The Colts were in the beginning of a big winning streak come week 10 against the Jacksonville Jaguars. With the Colts up by the just three with a few minutes to go, the Jaguars were driving deep into Colts’ territory. The Jaguars completed a short pass over the middle to Rashad Greene who advanced the ball up field before being swarmed by Colts’ defenders. Just before he hits the ground, Kenny Moore II rips the ball out for the forced fumble and the Colts recovered. The offense was able to run the clock out and the Colts would go on to win six of their last seven games to make the playoffs. When you need a play on defense, Moore always steps up.
In week 17 of 2018, the Colts were in a win or go home matchup against the Titans on Sunday Night Football. Late in the game with the Colts up by just seven, the Titans had the ball for one more chance to tie it up. Quarterback Blaine Gabbert rolled out of the pocket and attempted to throw the ball back across his body before he was intercepted by the star slot corner. The Colts would go on to run the clock out and punch their ticket to the playoffs. Play. Maker.
This last clip didn’t have nearly as big a stage or importance but it was an excellent play nonetheless. Here he bites up on the run fake before dropping back into his zone coverage. As the ball is released, he jumps up into the passing lane to bat the ball up in the air. He then turns and locates the pass for the interception. Incredible play by an incredible player.
Blitzing off the edge
This is always fun to talk about as Kenny Moore II is one of the best blitzing cornerbacks in the NFL and the Colts love to utilize him this way. The Colts have blitzed Moore 44 times over the past two seasons and that has resulted in 4 sacks which is the most in the NFL among all CBs in that time frame. He is dangerous off the edge and just an absolute playmaker when he gets into the backfield.
The Colts installed a new wrinkle to their defense in week 11 of the 2018 season. We here in Indy call it "the Kenny Moore Blitz." Since that game, Moore has racked up 7 sacks and multiple hits and pressures on opposing quarterbacks as a slot corner. Here are his best rushes: pic.twitter.com/7NeJyEHrKH— Zach Hicks (@ZachHicks2) November 27, 2019
Kenny Moore II is more than just a solid football player for the Colts. He’s an elite slot corner in this league and he has played a top tier level the last two seasons. His skillset is a perfect fit for the Colts’ defense as they ask so much out of the position. They ask him to defend the run at a high level, play zone coverage all over the field, make game changing plays, and even blitz and he does all of those things at an elite level.
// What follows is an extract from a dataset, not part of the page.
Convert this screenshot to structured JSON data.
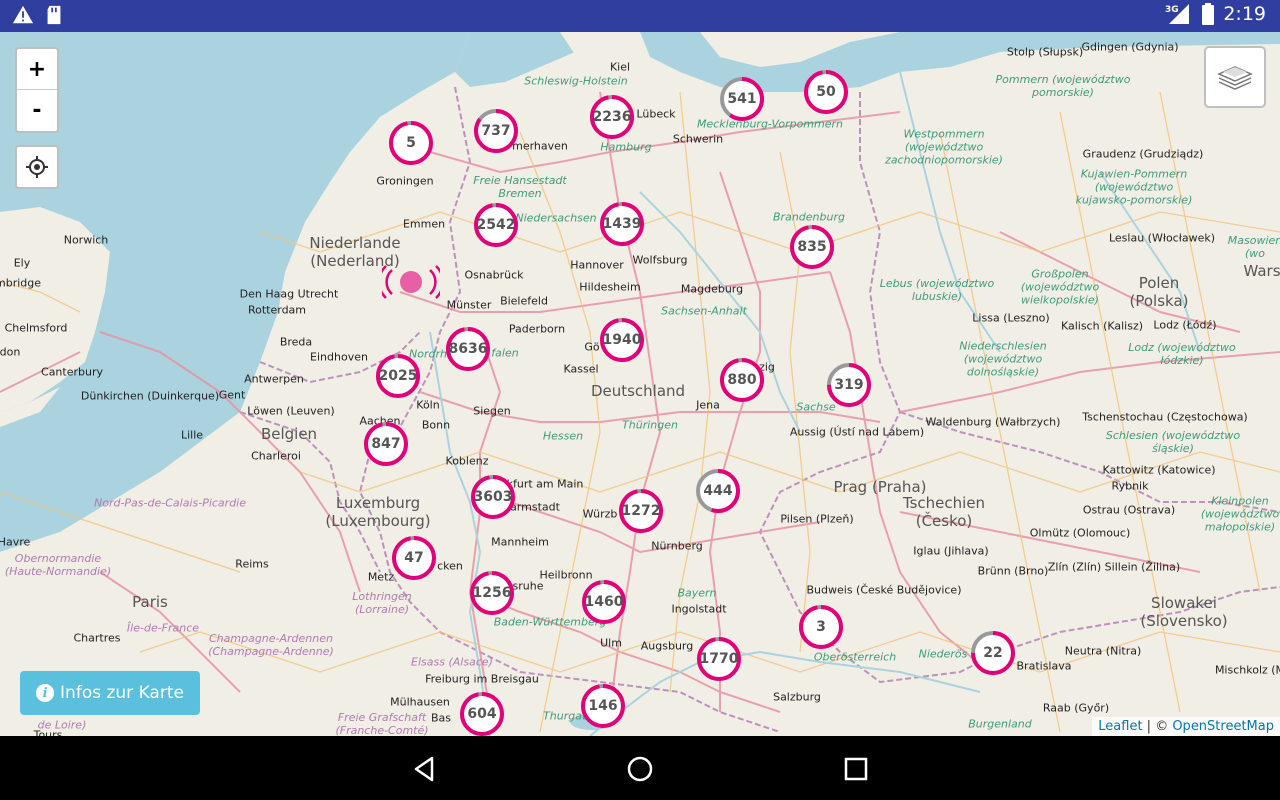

Moore has been great for not only this Colts’ team but also the city of Indianapolis. On top of being a role model for so many undrafted free agents and underdogs out there, he has been in the news so many times for his good deeds throughout the city from saving a young man’s dog to befriending nine year old cancer patient Mason Garvey. Moore has been everything this team has needed and also everything this city has needed in a pro athlete.
It’s hard to think of drafting a better player for an organization but when that player comes in the form of a UDFA, waiver claim from the Patriots, it’s even better. Moore is one of the best players at his position and one of the best overall people in the entire league. Luckily, we get to enjoy him on and off the field in Indy for many many years to come.